David Cameron had to draw on the Liberal Democrats’ support when he came to power, and their presence in powerful electorates around London cannot be underestimated. The Lib Dems have been pushing for a new referendum.
People I speak to in the UK are just tired of Brexit. As one grandmother put it, ‘If we’d known what we were truly in for, we’d never have voted for Brexit to begin with.’
In this scenario, I’d buy GBP and LSE stocks now. If somehow Britain ends up remaining in the EU, the markets will love the end to uncertainty, and they will jump!
Scenario #3: More time is sought, Brexit drags on, and a deal with compromises chomping at the edges is slowly pushed through.

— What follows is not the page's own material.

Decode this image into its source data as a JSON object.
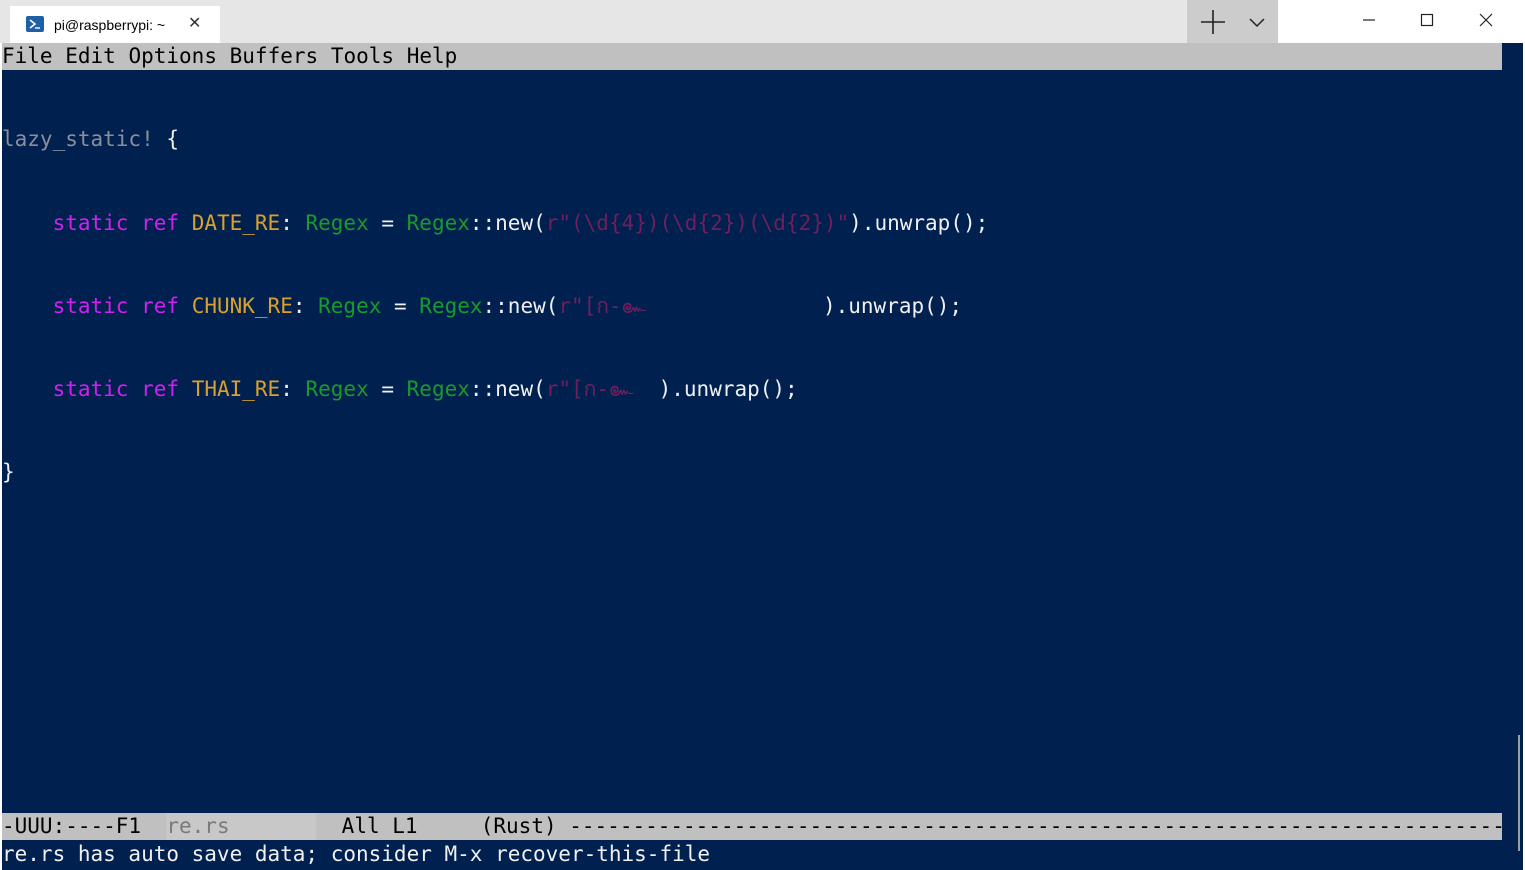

The 29 March deadline would have to be extended. It would not surprise me if this is the most likely outcome. My observation of living in an old country in Europe is that things take far longer than they do in the New World. It took three months for us to open a bank account, and a year to start the repairs on my apartment building. This seems perfectly normal. Europeans are used to delay. As a New Zealander, I thought I’d gone back 30 years.
In terms of the markets under this scenario, there would be slower improvement and things may get worse before they get better. But there will be an eventual turn as the UK and EU finally find ground and continue to hobble along together but apart.
Scenario #4: The UK crashes out of the EU with no deal and falls on WTO rules.
This is my personal favourite and a real chance for the UK to find independence and potential success. Let’s face it: the Eurozone has been a dead space of anaemic growth and declining opportunity when compared to advancing regions such as the Asia-Pacific.
Done well, the UK can cut regulation, taxes, become the Singapore of Europe and forge new free-trade relationships with faster-growing nations. Trump has already expressed his concerns that May’s Brexit deal could derail a US-UK free-trade agreement. So, with this out of the way, the UK could well become a favoured trading partner with the world’s largest economy.
This path is the riskiest, and there would be a long period where the UK finds itself cut adrift and in total need of reinvention. It took independent Singapore more than 20 years to rise through such challenges.
In this case, market opportunity in the UK would be a risky and very long-term bet. I’d still be buying, though, if there’s a major sale at the store.
Well, it could even go other ways, but for me to suggest any further would be simply like throwing a dart at the dartboard after one too many pints at the pub.
Meanwhile, the team and I at Money Morning watch this space with interest. A hard Brexit will impact on global market uncertainty in the same way as the US-China trade tensions have done so. New Zealand is a small blip in the global marketplace, while some two-thirds of the world’s wealth sits in Europe and North America.
Keep calm and carry on.
Analyst, Money Morning New Zealand